Latin Paleography From Antiquity to the Renaissance [by A. M. Piazzoni]

10.3 The capital insular alphabet

In Insular manuscripts, there is a characteristic alphabet that was also created: INSULAR CAPITAL, also called decorative capital, used especially in the great codices with biblical texts, as a display script for titles, chapters, and initials. It developed from Capital script (which had the same function in the codices that arrived on the islands). Under the influence of the Runic script proper to the Germanic peoples and used for the inscriptions, emerged by a phenomenon of osmosis, blending with similar local writings, for example, into one that was found on the Iberian Peninsula produced by the cross between Visigothic script with the Arab one.

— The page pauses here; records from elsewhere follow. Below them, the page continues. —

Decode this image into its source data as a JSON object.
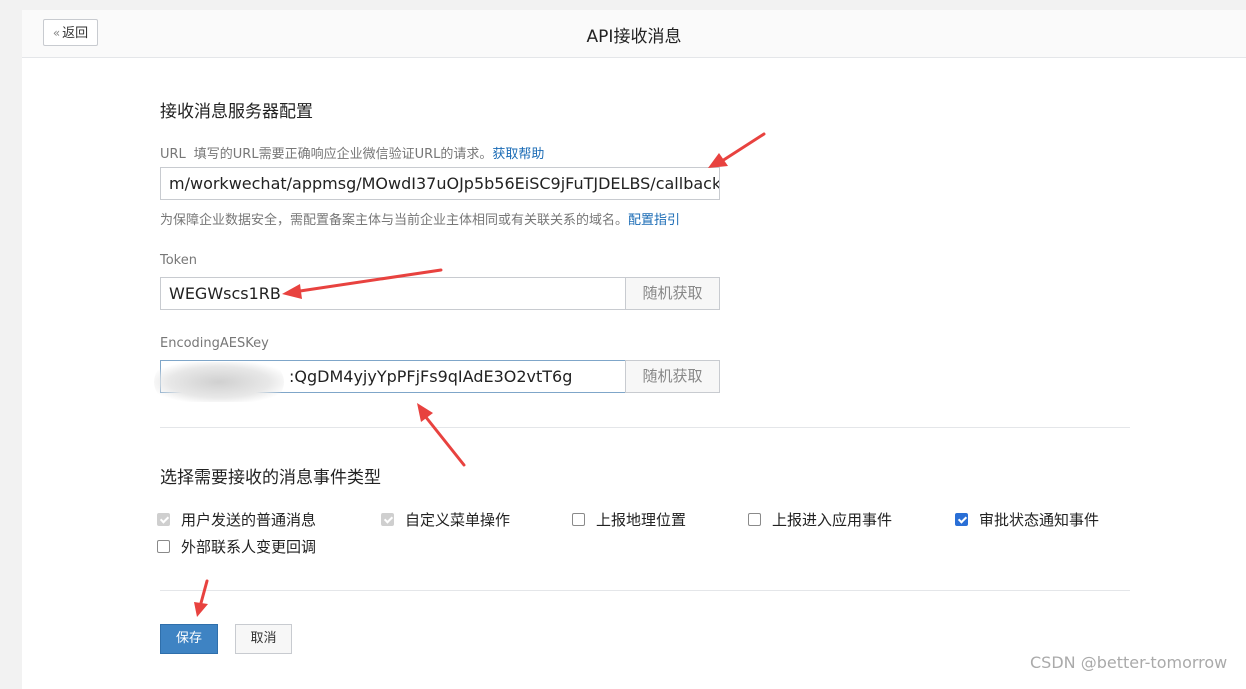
{
  "header": {
    "back_label": "返回",
    "title": "API接收消息"
  },
  "server_config": {
    "section_title": "接收消息服务器配置",
    "url": {
      "label": "URL",
      "hint": "填写的URL需要正确响应企业微信验证URL的请求。",
      "help_link": "获取帮助",
      "value": "m/workwechat/appmsg/MOwdI37uOJp5b56EiSC9jFuTJDELBS/callback",
      "note": "为保障企业数据安全，需配置备案主体与当前企业主体相同或有关联关系的域名。",
      "note_link": "配置指引"
    },
    "token": {
      "label": "Token",
      "value": "WEGWscs1RB",
      "random_button": "随机获取"
    },
    "aes_key": {
      "label": "EncodingAESKey",
      "value": ":QgDM4yjyYpPFjFs9qIAdE3O2vtT6g",
      "random_button": "随机获取"
    }
  },
  "events": {
    "section_title": "选择需要接收的消息事件类型",
    "items": [
      {
        "label": "用户发送的普通消息",
        "state": "checked-disabled"
      },
      {
        "label": "自定义菜单操作",
        "state": "checked-disabled"
      },
      {
        "label": "上报地理位置",
        "state": "unchecked"
      },
      {
        "label": "上报进入应用事件",
        "state": "unchecked"
      },
      {
        "label": "审批状态通知事件",
        "state": "checked"
      },
      {
        "label": "外部联系人变更回调",
        "state": "unchecked"
      }
    ]
  },
  "actions": {
    "save_label": "保存",
    "cancel_label": "取消"
  },
  "watermark": "CSDN @better-tomorrow",
  "colors": {
    "primary_button": "#3e83c3",
    "link": "#1a6bb5",
    "arrow": "#e8423f",
    "checkbox_checked": "#2a6fd6"
  }
}
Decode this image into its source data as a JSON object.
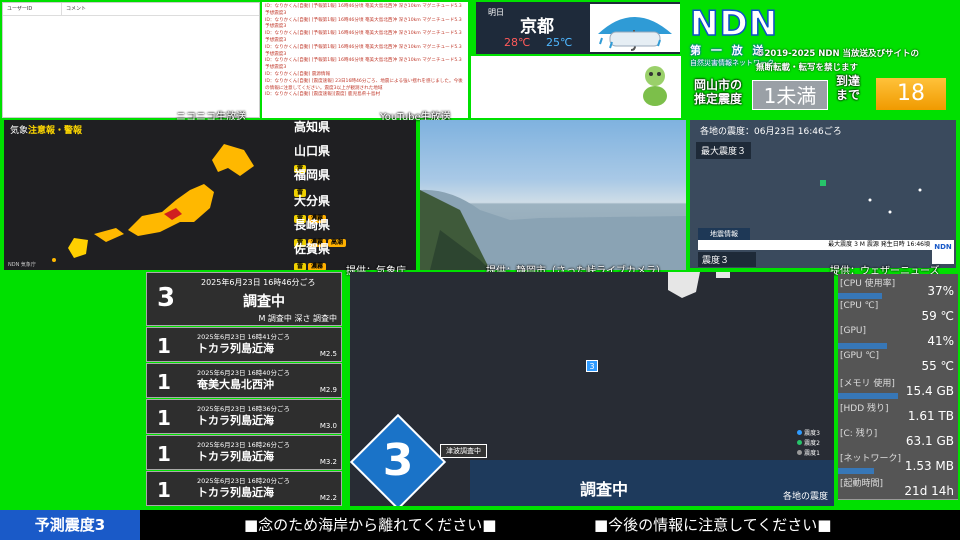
{
  "nico": {
    "col_user": "ユーザーID",
    "col_comment": "コメント",
    "caption": "ニコニコ生放送"
  },
  "youtube": {
    "caption": "YouTube生放送",
    "lines": [
      "ID：なりかくん[自動]  [予報第1報] 16時46分頃 奄美大島北西沖 深さ10km マグニチュード5.3 予想震度3",
      "ID：なりかくん[自動]  [予報第1報] 16時46分頃 奄美大島北西沖 深さ10km マグニチュード5.3 予想震度3",
      "ID：なりかくん[自動]  [予報第1報] 16時46分頃 奄美大島北西沖 深さ10km マグニチュード5.3 予想震度3",
      "ID：なりかくん[自動]  [予報第1報] 16時46分頃 奄美大島北西沖 深さ10km マグニチュード5.3 予想震度3",
      "ID：なりかくん[自動]  [予報第1報] 16時46分頃 奄美大島北西沖 深さ10km マグニチュード5.3 予想震度3",
      "ID：なりかくん[自動]  震源情報",
      "ID：なりかくん[自動]  [震度速報] 23日16時46分ごろ、地震による強い揺れを感じました。今後の情報に注意してください。震度3以上が観測された地域",
      "ID：なりかくん[自動]  [震度速報][震度] 鹿児島県十島村"
    ]
  },
  "weather": {
    "tag": "明日",
    "city": "京都",
    "high": "28℃",
    "low": "25℃"
  },
  "ndn": {
    "logo": "NDN",
    "sub": "第 一 放 送",
    "sub2": "自然災害情報ネットワーク",
    "copyright1": "©2019-2025 NDN 当放送及びサイトの",
    "copyright2": "無断転載・転写を禁じます"
  },
  "estimate": {
    "label1": "岡山市の",
    "label2": "推定震度",
    "value": "1未満",
    "arr1": "到達",
    "arr2": "まで",
    "seconds": "18"
  },
  "warning": {
    "title_prefix": "気象",
    "title_main": "注意報・警報",
    "caption": "提供：気象庁",
    "footer": "NDN 気象庁",
    "prefs": [
      {
        "name": "高知県",
        "badges": []
      },
      {
        "name": "山口県",
        "badges": [
          "雷"
        ]
      },
      {
        "name": "福岡県",
        "badges": [
          "雷"
        ]
      },
      {
        "name": "大分県",
        "badges": [
          "雷",
          "濃霧"
        ]
      },
      {
        "name": "長崎県",
        "badges": [
          "雷",
          "濃霧",
          "高潮"
        ]
      },
      {
        "name": "佐賀県",
        "badges": [
          "雷",
          "濃霧"
        ]
      }
    ]
  },
  "camera": {
    "caption": "提供：静岡市（さった峠ライブカメラ）"
  },
  "intensity_map": {
    "title": "各地の震度：06月23日 16:46ごろ",
    "max": "最大震度３",
    "info": "地震情報",
    "bar": "最大震度 3  M  震源  発生日時 16:46頃",
    "shindo": "震度３",
    "caption": "提供：ウェザーニューズ"
  },
  "quakes": [
    {
      "shindo": "3",
      "time": "2025年6月23日 16時46分ごろ",
      "name": "調査中",
      "mag": "M 調査中 深さ 調査中"
    },
    {
      "shindo": "1",
      "time": "2025年6月23日 16時41分ごろ",
      "name": "トカラ列島近海",
      "mag": "M2.5"
    },
    {
      "shindo": "1",
      "time": "2025年6月23日 16時40分ごろ",
      "name": "奄美大島北西沖",
      "mag": "M2.9"
    },
    {
      "shindo": "1",
      "time": "2025年6月23日 16時36分ごろ",
      "name": "トカラ列島近海",
      "mag": "M3.0"
    },
    {
      "shindo": "1",
      "time": "2025年6月23日 16時26分ごろ",
      "name": "トカラ列島近海",
      "mag": "M3.2"
    },
    {
      "shindo": "1",
      "time": "2025年6月23日 16時20分ごろ",
      "name": "トカラ列島近海",
      "mag": "M2.2"
    }
  ],
  "main_map": {
    "big_shindo": "3",
    "epi_marker": "3",
    "tsunami": "津波調査中",
    "status": "調査中",
    "area": "各地の震度",
    "legend": [
      "震度3",
      "震度2",
      "震度1"
    ],
    "legend_colors": [
      "#2f9bff",
      "#27c46a",
      "#9a9a9a"
    ]
  },
  "system": [
    {
      "label": "[CPU 使用率]",
      "value": "37%",
      "level": 0.37
    },
    {
      "label": "[CPU ℃]",
      "value": "59 ℃",
      "level": 0
    },
    {
      "label": "[GPU]",
      "value": "41%",
      "level": 0.41
    },
    {
      "label": "[GPU ℃]",
      "value": "55 ℃",
      "level": 0
    },
    {
      "label": "[メモリ 使用]",
      "value": "15.4 GB",
      "level": 0.5
    },
    {
      "label": "[HDD 残り]",
      "value": "1.61 TB",
      "level": 0
    },
    {
      "label": "[C: 残り]",
      "value": "63.1 GB",
      "level": 0
    },
    {
      "label": "[ネットワーク]",
      "value": "1.53 MB",
      "level": 0.3
    },
    {
      "label": "[起動時間]",
      "value": "21d 14h",
      "level": 0
    }
  ],
  "ticker": {
    "label": "予測震度3",
    "msg1": "■念のため海岸から離れてください■",
    "msg2": "■今後の情報に注意してください■"
  }
}
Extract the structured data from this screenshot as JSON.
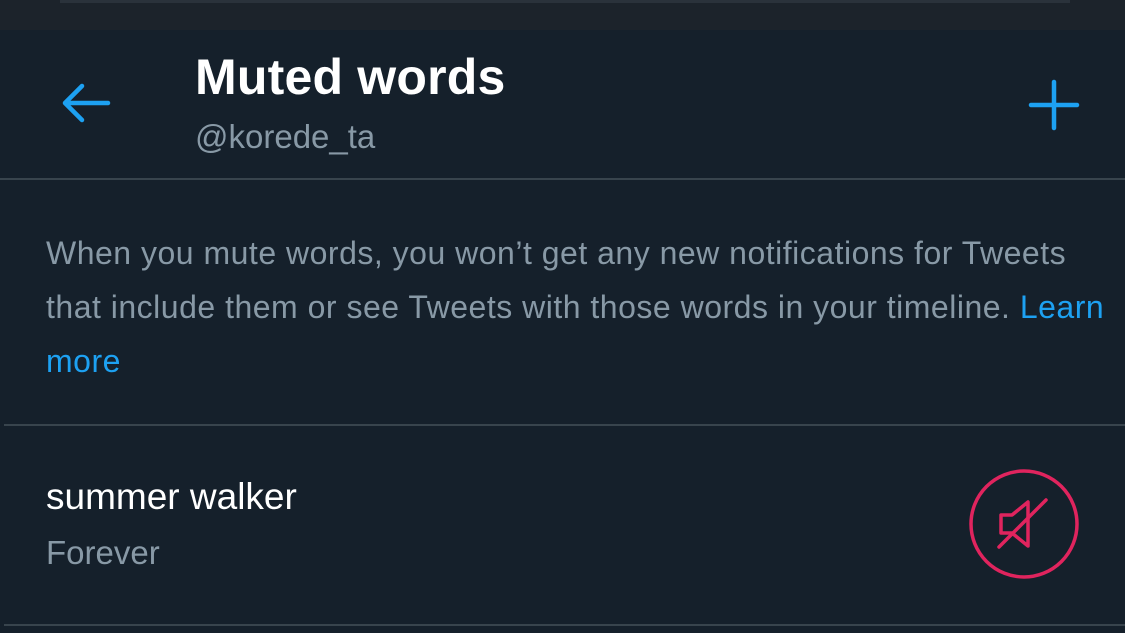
{
  "header": {
    "title": "Muted words",
    "handle": "@korede_ta",
    "back_icon": "arrow-left-icon",
    "add_icon": "plus-icon"
  },
  "info": {
    "text": "When you mute words, you won’t get any new notifications for Tweets that include them or see Tweets with those words in your timeline.",
    "link_label": "Learn more"
  },
  "muted_words": [
    {
      "word": "summer walker",
      "duration": "Forever",
      "action_icon": "speaker-muted-icon"
    }
  ],
  "colors": {
    "background": "#15202b",
    "accent": "#1da1f2",
    "secondary_text": "#8899a6",
    "divider": "#38444d",
    "unmute_red": "#e0245e"
  }
}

The result is a series of letters in which the curved lines are replaced by segments, thus acquiring a more squared shape in which even the horizontal lines often begin and end with the triangular decoration of the wedge.

Alfabeto insulare decorativo.jpg
Reproduction of Capital alphabet

The letters a, b, h, m, o, t are particularly characteristic.

Insulare decorativa.jpg
To note the word "Amen" in decorative capital to f. 50r of Pal. lat. 202